● Given entries
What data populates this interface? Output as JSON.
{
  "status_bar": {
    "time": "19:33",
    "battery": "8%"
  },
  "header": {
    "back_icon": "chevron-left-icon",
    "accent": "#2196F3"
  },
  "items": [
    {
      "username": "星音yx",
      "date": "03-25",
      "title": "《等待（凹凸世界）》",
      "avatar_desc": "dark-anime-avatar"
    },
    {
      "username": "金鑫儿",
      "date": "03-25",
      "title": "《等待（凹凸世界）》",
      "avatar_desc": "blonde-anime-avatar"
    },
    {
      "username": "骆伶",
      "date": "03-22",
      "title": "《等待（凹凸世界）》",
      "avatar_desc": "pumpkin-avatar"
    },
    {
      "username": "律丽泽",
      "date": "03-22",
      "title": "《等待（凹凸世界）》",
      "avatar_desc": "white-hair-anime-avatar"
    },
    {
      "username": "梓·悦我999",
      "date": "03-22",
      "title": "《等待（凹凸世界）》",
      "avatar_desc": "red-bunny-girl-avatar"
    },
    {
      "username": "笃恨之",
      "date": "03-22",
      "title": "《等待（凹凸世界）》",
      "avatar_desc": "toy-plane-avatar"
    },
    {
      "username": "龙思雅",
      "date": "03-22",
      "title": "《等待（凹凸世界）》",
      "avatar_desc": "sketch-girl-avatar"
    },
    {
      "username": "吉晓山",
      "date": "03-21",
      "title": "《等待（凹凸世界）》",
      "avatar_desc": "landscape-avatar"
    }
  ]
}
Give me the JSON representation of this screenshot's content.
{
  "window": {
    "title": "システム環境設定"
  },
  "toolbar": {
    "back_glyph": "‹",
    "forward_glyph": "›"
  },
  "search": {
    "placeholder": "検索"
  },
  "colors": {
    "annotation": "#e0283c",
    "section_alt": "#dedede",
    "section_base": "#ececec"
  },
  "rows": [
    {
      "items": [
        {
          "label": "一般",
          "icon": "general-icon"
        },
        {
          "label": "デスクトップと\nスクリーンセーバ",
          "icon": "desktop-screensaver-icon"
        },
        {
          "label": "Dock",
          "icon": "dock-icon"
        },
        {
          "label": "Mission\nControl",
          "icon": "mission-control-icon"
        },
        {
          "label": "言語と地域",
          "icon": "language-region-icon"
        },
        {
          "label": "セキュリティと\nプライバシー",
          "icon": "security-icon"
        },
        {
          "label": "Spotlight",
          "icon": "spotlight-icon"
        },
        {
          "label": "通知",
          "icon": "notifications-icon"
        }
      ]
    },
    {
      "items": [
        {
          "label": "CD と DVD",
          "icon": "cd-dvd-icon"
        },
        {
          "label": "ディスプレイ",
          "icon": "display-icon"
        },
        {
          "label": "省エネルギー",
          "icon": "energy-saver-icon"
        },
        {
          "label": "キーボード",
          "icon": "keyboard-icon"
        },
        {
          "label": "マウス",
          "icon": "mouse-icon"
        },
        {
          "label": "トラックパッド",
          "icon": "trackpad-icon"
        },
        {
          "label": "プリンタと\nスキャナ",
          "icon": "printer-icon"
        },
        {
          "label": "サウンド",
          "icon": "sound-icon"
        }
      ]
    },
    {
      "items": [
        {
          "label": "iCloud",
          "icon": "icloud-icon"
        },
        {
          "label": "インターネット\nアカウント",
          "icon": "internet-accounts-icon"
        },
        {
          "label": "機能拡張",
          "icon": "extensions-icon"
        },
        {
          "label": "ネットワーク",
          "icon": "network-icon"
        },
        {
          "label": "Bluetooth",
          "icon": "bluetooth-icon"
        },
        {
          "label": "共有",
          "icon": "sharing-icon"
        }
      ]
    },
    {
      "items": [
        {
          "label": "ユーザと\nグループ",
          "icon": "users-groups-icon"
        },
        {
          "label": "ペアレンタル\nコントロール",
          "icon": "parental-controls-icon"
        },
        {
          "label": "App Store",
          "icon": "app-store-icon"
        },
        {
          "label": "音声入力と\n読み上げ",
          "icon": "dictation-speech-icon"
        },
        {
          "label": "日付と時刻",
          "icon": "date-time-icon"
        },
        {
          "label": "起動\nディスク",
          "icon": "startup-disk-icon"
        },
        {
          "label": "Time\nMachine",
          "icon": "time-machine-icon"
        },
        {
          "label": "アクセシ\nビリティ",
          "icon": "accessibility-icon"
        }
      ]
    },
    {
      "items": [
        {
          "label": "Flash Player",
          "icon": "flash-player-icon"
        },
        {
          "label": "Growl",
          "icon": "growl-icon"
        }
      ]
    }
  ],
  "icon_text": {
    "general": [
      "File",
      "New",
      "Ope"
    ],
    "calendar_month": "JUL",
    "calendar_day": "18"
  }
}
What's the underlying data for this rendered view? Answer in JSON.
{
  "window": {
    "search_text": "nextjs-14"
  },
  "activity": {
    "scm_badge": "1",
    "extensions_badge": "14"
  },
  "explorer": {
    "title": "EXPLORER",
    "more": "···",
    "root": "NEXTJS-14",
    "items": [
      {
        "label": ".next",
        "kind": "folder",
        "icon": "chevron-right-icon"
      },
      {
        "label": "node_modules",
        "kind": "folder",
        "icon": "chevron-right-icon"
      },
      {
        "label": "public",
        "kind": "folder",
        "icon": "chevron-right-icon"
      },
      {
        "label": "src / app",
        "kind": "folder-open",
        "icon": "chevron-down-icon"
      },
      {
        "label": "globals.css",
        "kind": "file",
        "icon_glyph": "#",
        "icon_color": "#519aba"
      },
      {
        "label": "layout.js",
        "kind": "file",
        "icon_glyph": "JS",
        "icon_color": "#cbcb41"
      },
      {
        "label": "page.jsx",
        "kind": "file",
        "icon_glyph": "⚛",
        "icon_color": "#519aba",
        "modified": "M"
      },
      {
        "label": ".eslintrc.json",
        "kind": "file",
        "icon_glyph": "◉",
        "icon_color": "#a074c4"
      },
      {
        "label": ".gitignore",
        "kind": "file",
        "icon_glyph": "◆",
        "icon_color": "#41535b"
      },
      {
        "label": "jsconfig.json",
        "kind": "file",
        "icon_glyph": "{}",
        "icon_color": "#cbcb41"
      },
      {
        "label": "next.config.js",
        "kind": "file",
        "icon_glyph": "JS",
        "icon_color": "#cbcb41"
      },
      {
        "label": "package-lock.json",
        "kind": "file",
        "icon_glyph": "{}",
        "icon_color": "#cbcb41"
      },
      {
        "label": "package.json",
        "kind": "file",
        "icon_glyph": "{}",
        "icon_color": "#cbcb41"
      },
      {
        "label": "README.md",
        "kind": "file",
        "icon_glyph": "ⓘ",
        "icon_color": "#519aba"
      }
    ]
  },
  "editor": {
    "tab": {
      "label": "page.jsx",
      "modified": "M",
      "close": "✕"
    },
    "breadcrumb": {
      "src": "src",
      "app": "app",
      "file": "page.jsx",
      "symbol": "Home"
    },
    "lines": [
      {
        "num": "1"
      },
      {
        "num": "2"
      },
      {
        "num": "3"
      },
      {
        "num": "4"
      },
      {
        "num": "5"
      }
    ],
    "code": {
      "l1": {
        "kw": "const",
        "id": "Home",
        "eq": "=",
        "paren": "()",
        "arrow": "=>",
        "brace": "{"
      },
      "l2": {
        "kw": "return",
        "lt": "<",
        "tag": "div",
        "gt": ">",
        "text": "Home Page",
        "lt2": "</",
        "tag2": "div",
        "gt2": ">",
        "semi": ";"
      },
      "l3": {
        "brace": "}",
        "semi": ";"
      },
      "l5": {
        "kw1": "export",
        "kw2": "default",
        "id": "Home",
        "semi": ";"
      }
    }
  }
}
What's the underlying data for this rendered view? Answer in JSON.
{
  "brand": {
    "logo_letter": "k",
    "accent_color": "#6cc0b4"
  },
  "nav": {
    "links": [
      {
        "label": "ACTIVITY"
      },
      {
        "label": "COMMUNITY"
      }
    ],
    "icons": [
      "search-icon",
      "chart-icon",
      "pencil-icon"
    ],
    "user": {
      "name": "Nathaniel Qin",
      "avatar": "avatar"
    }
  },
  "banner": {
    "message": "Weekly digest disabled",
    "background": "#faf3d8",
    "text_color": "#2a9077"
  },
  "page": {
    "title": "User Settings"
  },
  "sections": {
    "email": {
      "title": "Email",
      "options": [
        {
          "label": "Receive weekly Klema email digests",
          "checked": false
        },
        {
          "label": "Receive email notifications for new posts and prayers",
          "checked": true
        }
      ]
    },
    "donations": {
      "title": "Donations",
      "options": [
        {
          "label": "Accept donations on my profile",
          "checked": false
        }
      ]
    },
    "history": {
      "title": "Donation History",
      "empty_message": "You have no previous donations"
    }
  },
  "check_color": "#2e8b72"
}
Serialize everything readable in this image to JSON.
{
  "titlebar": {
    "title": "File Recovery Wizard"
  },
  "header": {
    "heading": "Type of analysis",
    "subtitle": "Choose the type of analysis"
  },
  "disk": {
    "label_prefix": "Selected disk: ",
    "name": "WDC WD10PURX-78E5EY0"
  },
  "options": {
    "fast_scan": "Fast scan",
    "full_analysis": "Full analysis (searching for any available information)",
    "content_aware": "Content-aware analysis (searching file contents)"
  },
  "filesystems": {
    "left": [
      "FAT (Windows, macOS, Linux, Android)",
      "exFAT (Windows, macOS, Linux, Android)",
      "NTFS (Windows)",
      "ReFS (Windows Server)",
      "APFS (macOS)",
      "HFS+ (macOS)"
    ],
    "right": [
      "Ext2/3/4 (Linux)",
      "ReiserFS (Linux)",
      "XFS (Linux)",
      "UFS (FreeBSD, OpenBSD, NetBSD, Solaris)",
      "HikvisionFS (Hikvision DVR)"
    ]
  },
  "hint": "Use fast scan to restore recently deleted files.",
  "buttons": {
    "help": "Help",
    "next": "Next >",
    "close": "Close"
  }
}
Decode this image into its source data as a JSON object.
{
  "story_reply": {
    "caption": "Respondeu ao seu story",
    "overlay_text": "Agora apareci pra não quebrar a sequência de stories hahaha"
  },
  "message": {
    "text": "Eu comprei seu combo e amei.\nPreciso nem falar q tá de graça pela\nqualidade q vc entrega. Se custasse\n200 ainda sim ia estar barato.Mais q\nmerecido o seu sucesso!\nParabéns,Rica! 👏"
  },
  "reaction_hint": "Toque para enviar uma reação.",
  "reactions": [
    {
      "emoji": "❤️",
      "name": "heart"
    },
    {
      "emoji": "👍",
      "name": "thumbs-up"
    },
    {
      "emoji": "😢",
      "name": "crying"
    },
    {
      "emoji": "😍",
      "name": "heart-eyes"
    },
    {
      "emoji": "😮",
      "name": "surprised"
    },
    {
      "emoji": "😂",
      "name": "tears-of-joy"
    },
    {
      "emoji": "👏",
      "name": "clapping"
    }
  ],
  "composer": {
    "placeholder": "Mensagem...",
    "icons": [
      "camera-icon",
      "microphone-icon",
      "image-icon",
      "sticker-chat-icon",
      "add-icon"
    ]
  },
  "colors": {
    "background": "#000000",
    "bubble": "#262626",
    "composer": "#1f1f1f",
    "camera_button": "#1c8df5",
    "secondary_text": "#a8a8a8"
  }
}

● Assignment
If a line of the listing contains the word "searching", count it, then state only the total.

● Solved exercise
2